Nearly 17 percent of residential water disappears down the shower drain, but with a low-flow shower head, you can conserve water and your bank account. By changing this one fixture in your home, you reduce your yearly water use by 2,900 gallons, or 18,50 venti coffees from Starbucks.  That’s a lot of liquid.
First, you need check to see if you already have a low-flow shower head or if you could conserve more water by installing a low-flow shower head. To test, simply grab a bucket and place it in the shower. Turn the shower head on to the average setting you use when showering. Run the water for 20 seconds, making sure to catch all the water. Next you need to measure how many gallons you collected. For easy conversion, use a measuring cup and add up the numbers of cups in the bucket.

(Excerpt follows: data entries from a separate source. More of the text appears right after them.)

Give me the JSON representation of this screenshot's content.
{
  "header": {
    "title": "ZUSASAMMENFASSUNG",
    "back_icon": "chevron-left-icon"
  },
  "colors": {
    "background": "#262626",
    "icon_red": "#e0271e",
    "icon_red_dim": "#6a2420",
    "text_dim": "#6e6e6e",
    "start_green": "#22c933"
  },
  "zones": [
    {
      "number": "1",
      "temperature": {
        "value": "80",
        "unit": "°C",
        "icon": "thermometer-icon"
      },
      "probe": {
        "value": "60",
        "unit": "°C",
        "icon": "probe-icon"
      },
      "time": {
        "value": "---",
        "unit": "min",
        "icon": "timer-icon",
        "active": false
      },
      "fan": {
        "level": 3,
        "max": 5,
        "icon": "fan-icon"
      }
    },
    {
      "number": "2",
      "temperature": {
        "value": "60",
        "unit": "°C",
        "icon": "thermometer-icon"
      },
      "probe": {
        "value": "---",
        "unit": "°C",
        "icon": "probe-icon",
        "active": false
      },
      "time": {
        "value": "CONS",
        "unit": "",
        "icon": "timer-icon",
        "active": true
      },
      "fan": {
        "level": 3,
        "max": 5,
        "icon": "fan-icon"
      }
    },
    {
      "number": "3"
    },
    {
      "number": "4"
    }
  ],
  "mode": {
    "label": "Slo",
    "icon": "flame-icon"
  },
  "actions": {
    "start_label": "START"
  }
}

There are 16 cups in one gallon of water. So once you have your number of cups, divide that number by 16.
Example: 14 cups/16 cups in a gallon = .875 gallons
After you have your gallons calculated, multiply that number by three, which will give you your shower head’s gallons per minute (gpm).
Example: .875 gallons X 3 = 2.625 gpm
How does your number compare to the average shower head? A low-flow shower head conserves more water, using no more than 2 gpm. The average shower flow rate falls near 2.5 gpm at 80 pounds per square inch (psi). So, in the example, we are using more than the standard shower head. We should upgrade.
If you know your shower head predates 1992, you might be surprised by the gpm produced by your shower head. This is because before the government passed the Energy Policy Act of 1992, many showerheads had a flow rate as high as 5.5 gpm. The passing of the Energy Policy Act of 1992 limited the standard to 2.5 gpm. 
After figuring your shower flow rate, the next step is to find a low-flow shower head so you can conserve water. WaterSense, a partnership program with the Environmental Protection Agency, grants its seal of approval when shower heads meet sustainable, efficient standards in three categories: flow rate, spray force, and spray coverage. 
These three areas ensure consumers a satisfactory shower; otherwise, people would just take longer showers to account for the lack of quality. More running water doesn’t help conserve water, even if it’s a low-flow shower head.
You can look for the WaterSense logo in stores or search its site directly to find a low-flow shower head: http://www.epa.gov/WaterSense/product_search.html?Category=4
After you have your new low-flow shower head installed, remember it’s not just the fixture’s job to save water. You can also do your part. The average family soaps, lathers and splashes away 40 gallons per day. Reduce your gallons per day with these additional helpful tips for saving water in the shower:
Author: Brenna Malmberg